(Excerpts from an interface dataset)

————

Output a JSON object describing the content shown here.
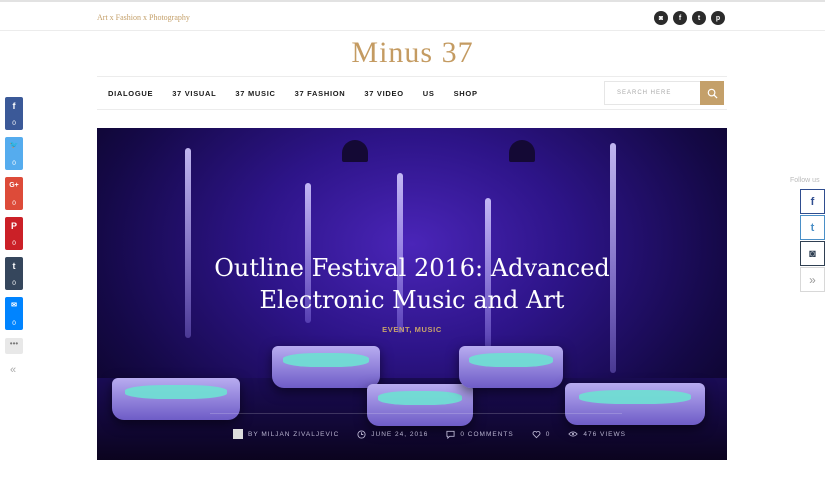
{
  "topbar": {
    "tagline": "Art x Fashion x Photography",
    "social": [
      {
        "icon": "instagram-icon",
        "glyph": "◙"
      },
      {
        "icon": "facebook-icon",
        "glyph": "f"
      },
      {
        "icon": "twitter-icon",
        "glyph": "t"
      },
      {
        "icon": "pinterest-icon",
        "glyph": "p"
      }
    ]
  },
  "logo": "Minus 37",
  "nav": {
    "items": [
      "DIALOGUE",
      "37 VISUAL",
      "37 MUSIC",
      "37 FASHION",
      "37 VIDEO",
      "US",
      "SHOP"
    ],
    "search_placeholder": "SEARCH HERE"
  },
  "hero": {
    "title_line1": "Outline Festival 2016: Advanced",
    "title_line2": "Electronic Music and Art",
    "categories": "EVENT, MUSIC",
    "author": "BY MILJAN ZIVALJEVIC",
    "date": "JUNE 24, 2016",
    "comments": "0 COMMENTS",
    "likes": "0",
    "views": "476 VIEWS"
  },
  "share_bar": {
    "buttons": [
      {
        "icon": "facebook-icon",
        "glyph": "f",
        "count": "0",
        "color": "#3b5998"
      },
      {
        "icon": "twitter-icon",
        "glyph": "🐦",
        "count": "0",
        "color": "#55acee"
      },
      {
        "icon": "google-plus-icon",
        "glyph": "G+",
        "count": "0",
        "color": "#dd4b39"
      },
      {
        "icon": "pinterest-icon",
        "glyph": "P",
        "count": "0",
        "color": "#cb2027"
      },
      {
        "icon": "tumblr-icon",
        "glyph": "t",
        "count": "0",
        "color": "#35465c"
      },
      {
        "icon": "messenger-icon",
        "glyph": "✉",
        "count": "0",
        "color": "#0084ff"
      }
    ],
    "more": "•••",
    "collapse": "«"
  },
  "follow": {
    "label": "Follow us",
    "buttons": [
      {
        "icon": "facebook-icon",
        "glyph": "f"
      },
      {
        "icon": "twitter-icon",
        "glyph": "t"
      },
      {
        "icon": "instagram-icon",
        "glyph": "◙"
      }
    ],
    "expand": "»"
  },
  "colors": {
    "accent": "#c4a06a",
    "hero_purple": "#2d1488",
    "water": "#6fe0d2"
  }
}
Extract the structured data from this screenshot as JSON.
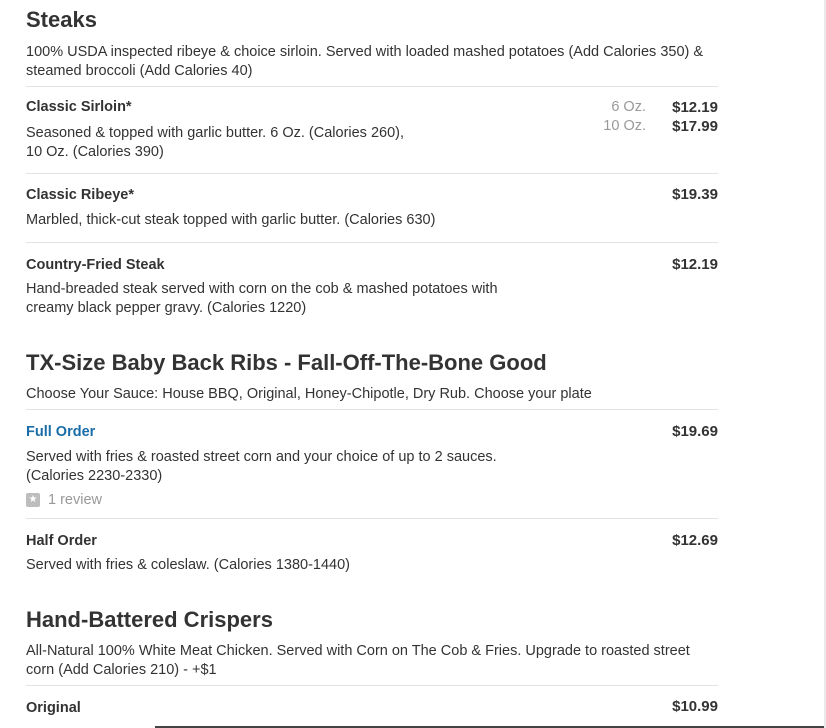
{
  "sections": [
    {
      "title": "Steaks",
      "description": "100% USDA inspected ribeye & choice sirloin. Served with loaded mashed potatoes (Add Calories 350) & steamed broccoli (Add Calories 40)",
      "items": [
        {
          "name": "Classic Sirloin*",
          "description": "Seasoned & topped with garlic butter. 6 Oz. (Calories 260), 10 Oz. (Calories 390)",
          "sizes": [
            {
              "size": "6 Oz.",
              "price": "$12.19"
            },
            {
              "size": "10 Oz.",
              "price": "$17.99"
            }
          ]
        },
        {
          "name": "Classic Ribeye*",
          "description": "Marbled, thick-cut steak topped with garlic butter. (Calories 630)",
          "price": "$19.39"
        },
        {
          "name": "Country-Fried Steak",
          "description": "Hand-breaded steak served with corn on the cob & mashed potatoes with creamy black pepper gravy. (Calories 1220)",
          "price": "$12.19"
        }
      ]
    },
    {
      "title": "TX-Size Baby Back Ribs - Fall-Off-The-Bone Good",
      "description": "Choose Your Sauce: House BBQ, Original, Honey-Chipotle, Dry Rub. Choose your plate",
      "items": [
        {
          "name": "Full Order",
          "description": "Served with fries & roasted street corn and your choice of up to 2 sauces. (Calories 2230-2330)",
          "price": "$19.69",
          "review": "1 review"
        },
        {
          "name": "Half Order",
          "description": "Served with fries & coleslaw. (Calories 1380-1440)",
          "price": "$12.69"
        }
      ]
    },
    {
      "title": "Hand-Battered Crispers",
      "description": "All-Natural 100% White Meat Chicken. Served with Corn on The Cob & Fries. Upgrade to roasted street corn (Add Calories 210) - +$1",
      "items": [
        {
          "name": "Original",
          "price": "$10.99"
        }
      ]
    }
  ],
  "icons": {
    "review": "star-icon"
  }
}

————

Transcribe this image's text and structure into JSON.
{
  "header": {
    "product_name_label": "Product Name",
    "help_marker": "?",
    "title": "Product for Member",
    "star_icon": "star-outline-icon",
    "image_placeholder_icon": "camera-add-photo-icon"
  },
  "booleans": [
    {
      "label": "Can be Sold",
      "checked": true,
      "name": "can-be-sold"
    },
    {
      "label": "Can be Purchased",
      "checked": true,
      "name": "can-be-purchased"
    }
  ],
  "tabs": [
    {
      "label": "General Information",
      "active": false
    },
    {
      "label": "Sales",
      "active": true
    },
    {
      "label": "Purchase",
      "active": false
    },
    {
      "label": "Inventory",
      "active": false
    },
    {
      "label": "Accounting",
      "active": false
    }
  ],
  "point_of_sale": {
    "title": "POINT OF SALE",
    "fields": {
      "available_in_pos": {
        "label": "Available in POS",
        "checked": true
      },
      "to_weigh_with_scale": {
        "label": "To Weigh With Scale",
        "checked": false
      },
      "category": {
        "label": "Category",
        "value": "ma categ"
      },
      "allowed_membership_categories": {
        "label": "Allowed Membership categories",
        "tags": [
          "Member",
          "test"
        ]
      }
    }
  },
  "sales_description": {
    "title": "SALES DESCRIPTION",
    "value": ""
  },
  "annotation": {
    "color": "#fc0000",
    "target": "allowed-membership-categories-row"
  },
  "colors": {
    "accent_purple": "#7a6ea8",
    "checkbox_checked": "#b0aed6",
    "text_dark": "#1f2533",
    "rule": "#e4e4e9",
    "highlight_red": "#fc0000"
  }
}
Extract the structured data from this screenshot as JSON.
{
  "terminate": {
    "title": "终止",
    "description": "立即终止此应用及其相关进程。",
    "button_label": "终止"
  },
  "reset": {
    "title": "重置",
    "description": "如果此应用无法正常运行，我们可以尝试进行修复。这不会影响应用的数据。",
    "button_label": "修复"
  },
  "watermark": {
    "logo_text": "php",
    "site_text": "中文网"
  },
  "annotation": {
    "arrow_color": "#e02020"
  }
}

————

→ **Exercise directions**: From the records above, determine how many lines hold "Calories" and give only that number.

→ **Task solution**: 7